Troubadours were well-known secular entertainers whose songs explored love and politics, mostly love, and mostly "distant love." Troubadours were active during the High Middle Ages, 1100-1350.
The word troubadour arose from the Occitan language. Occitania was never a country or single political entity, but more of a cultural group united by the use of the Occitan language and geography.
The region considered Occitania contained parts of present-day southern France, Monaco, and small pieces of Spain and Italy. Occitan is a Romance language deriving from Latin and is similar in various ways to French, Italian, and Spanish.
Troubadours were generally supported by a wealthy patron for a period of time before traveling to a new court. In the rigid social structure of the Middle Ages, troubadours occupied an ambiguous place. Many of the early troubadours came from the nobility, either the high nobility or the class of knights, but throughout the era, troubadours from lower social classes also emerged.
Troubadours were employed to entertain at court, and often enjoyed many of the pleasures and privileges enjoyed by the wealthiest members of society. It is as a result of this patronage that many important examples of their songs and poetry survive. Troubadours would create songbooks known as chansoniers for their patrons, and the preservation of these books in libraries of castles allows them to now grace some of the top international research libraries.
The recording is by Studio der frühen Musik led by the singer Thomas Binkley in 1970.
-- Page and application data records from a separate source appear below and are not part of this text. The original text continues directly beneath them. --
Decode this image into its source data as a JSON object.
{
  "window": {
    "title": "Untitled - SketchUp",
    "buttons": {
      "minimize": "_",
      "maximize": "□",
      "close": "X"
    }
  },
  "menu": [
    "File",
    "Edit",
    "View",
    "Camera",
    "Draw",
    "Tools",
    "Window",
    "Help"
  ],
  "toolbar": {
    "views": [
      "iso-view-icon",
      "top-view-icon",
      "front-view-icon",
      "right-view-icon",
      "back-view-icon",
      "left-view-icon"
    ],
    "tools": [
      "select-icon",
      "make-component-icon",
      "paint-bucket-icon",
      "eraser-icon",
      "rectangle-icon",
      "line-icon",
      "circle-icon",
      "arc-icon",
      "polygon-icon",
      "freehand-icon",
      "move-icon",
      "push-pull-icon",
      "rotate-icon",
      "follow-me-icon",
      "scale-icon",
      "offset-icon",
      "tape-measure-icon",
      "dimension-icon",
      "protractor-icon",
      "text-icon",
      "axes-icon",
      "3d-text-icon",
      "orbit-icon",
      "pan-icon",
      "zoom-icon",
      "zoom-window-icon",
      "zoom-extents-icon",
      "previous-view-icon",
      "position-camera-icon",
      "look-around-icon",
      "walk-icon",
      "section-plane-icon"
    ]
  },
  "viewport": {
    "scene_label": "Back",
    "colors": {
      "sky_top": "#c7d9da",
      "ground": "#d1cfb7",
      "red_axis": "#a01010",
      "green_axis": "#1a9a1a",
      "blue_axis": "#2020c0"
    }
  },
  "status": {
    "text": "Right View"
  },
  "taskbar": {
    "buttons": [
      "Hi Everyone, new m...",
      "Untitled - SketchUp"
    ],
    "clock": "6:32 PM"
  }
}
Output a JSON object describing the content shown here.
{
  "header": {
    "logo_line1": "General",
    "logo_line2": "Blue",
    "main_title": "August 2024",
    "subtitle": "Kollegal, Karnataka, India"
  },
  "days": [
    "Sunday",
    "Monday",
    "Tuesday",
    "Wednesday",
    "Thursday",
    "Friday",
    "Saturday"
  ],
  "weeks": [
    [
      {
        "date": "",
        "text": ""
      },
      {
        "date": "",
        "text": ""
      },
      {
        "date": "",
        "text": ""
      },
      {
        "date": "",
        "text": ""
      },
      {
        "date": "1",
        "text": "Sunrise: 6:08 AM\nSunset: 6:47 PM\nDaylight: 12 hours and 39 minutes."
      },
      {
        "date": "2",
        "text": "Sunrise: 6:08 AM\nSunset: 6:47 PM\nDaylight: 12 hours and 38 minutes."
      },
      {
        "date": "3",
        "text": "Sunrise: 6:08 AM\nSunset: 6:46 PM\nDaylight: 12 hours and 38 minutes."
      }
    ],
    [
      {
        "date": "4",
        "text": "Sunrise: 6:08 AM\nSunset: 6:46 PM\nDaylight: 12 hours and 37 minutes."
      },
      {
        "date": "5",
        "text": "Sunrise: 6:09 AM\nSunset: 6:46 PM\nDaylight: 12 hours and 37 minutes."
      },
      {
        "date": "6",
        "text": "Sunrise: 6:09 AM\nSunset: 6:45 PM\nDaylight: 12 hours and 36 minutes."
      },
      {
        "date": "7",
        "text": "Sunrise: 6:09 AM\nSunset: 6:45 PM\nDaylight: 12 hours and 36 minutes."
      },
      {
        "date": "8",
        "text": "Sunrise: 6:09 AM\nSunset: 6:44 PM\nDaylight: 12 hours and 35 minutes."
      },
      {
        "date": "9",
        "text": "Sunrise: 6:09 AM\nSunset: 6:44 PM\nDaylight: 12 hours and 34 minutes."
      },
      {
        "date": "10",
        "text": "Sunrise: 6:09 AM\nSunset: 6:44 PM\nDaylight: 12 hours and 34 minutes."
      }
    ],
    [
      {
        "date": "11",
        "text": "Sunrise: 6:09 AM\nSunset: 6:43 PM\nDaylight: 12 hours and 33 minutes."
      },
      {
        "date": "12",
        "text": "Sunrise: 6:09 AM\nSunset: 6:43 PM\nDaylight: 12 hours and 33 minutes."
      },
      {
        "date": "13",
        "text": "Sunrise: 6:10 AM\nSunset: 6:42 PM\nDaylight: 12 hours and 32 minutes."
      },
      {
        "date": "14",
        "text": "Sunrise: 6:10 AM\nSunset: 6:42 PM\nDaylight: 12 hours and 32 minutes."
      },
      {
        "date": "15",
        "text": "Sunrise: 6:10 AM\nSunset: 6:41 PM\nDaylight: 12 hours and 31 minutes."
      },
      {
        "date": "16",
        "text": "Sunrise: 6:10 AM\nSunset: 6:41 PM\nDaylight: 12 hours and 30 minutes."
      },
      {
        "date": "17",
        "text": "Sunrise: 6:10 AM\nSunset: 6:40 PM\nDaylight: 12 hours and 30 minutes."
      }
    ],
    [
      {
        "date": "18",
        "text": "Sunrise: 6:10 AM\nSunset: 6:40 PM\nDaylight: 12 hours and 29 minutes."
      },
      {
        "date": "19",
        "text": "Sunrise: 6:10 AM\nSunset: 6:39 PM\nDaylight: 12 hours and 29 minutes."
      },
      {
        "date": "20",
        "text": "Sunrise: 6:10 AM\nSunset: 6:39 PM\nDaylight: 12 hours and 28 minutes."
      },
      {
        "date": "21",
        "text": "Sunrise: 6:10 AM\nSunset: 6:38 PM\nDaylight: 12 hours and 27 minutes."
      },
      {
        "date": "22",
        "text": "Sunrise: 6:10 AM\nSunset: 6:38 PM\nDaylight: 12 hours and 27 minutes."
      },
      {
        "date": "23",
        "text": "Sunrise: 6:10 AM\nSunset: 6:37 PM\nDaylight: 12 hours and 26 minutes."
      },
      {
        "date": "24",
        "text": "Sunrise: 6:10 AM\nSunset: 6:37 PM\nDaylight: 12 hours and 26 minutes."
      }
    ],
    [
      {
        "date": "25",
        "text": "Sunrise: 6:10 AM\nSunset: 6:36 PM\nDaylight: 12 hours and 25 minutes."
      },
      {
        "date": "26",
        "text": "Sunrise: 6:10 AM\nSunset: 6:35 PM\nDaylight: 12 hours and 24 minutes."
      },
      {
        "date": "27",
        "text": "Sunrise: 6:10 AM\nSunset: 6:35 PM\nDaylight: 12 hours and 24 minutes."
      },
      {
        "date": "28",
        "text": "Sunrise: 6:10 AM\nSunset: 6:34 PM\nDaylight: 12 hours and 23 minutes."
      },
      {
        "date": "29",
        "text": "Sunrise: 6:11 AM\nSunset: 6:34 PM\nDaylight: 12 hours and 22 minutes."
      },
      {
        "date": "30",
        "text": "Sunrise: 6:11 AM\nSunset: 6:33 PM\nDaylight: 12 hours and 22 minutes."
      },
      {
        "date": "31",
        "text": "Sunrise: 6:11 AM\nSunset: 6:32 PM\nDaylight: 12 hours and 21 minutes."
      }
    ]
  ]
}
The translations are adapted by Rick Whitaker.Support the show
Read Me to Sleep, Ricky is hosted by Rick Whitaker and produced in New York City.